== WHAT YOU ARE ASKED TO DO ==
Search term "title": copy each line of the data containing it.

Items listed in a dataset

====================

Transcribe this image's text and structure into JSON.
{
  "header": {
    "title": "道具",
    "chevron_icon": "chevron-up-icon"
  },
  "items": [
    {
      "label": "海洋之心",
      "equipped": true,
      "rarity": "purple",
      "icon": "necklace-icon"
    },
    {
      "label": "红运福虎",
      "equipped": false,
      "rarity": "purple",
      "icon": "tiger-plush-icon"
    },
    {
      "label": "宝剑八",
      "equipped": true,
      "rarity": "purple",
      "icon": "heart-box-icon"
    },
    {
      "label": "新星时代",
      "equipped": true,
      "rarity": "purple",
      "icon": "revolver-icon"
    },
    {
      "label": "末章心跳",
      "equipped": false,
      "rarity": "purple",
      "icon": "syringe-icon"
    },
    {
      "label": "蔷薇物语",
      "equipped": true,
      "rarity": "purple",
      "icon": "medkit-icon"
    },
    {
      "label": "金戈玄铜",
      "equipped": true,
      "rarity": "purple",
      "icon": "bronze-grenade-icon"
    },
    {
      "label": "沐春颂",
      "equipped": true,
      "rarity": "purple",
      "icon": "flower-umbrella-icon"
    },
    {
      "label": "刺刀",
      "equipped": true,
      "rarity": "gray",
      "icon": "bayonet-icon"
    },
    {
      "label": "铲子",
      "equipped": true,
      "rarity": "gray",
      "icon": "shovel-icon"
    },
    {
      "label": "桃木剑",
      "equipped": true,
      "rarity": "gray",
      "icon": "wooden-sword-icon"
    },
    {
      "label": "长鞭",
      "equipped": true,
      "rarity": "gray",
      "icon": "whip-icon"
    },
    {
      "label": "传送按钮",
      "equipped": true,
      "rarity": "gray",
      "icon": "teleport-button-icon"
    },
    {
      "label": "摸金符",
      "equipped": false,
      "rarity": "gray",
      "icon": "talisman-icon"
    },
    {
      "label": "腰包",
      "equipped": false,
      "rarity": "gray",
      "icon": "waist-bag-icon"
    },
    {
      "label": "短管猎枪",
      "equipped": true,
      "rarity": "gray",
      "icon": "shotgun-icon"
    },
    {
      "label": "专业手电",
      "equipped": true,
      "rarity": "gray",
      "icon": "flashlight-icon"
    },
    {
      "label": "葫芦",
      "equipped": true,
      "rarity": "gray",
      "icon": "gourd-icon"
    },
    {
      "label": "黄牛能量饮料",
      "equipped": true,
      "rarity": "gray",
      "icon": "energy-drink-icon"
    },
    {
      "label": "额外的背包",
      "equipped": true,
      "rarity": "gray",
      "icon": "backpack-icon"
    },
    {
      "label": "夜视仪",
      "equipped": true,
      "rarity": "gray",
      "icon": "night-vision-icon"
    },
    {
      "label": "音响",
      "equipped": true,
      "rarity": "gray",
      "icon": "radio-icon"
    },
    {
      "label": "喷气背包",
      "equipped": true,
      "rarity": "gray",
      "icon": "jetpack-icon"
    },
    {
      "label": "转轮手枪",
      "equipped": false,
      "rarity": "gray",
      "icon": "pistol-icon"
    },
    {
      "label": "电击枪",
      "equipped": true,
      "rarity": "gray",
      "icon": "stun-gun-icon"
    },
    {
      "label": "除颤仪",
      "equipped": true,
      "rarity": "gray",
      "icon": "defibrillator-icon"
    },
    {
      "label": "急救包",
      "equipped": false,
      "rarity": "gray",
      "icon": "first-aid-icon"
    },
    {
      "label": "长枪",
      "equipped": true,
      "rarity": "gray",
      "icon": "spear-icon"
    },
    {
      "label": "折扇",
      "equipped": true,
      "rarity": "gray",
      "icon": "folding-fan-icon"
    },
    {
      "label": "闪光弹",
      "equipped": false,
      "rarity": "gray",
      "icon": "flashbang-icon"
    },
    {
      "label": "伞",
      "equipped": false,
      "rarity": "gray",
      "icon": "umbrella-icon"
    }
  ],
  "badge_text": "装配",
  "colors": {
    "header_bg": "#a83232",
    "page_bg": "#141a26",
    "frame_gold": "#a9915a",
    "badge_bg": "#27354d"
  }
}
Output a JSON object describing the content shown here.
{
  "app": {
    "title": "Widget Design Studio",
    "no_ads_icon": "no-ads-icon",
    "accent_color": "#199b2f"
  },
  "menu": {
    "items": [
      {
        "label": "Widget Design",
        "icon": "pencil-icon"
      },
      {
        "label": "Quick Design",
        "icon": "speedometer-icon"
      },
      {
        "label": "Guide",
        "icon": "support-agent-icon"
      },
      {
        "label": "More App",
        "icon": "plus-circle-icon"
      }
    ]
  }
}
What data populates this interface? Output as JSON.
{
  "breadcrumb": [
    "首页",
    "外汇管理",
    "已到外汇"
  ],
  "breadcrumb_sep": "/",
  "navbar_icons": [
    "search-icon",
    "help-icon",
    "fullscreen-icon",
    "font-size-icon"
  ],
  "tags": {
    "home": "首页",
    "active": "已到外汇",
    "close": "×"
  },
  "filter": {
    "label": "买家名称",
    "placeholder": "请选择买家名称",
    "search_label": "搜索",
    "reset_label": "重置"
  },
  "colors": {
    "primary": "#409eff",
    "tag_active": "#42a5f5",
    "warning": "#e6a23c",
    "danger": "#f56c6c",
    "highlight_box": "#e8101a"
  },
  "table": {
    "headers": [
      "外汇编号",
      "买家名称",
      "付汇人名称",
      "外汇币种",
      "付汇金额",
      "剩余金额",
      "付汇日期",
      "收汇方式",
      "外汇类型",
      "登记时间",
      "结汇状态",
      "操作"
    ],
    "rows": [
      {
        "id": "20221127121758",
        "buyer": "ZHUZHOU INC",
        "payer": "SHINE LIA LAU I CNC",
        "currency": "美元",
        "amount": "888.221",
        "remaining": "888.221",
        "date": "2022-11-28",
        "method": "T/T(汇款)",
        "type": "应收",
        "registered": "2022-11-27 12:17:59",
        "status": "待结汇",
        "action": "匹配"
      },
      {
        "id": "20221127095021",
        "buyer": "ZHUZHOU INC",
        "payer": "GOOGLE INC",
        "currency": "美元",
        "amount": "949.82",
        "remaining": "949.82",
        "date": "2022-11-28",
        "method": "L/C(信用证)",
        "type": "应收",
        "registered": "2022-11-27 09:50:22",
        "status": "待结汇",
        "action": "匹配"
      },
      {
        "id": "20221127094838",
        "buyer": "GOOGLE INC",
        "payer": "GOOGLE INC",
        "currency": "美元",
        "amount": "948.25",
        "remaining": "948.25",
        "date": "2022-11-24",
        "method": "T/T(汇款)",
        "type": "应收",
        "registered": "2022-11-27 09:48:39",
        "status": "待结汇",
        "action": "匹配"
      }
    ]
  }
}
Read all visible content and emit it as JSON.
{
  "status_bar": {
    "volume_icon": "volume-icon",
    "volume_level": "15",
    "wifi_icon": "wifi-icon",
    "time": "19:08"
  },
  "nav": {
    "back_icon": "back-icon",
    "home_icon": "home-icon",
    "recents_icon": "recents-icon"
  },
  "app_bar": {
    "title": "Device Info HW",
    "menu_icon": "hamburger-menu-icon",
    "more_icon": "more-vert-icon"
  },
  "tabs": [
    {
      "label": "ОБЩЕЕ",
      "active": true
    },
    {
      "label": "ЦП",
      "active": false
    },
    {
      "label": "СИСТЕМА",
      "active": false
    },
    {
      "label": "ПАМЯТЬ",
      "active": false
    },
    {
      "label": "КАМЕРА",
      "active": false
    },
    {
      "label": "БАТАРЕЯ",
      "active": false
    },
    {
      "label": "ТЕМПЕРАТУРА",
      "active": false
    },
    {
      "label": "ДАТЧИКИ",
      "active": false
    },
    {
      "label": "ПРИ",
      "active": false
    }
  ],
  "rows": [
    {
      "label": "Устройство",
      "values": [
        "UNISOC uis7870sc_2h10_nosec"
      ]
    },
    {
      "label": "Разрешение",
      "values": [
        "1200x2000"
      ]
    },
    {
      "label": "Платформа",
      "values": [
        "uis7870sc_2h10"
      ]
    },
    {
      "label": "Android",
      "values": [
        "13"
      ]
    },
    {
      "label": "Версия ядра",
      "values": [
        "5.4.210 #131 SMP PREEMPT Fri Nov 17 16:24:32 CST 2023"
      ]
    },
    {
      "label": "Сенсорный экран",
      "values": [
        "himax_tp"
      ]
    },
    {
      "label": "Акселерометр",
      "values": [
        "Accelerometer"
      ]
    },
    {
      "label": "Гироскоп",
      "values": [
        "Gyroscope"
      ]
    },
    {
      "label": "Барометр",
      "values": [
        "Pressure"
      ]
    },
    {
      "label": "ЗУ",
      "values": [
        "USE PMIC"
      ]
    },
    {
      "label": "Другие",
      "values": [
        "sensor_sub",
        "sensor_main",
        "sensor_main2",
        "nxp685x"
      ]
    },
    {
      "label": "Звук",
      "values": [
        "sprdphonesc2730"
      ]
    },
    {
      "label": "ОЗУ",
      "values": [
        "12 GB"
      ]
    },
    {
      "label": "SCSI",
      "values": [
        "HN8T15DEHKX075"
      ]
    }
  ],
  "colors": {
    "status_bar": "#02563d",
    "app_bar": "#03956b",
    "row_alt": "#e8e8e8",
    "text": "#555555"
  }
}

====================

== EXERCISE RESPONSE ==
    "title": "道具",
    "title": "Widget Design Studio",
    "title": "Device Info HW",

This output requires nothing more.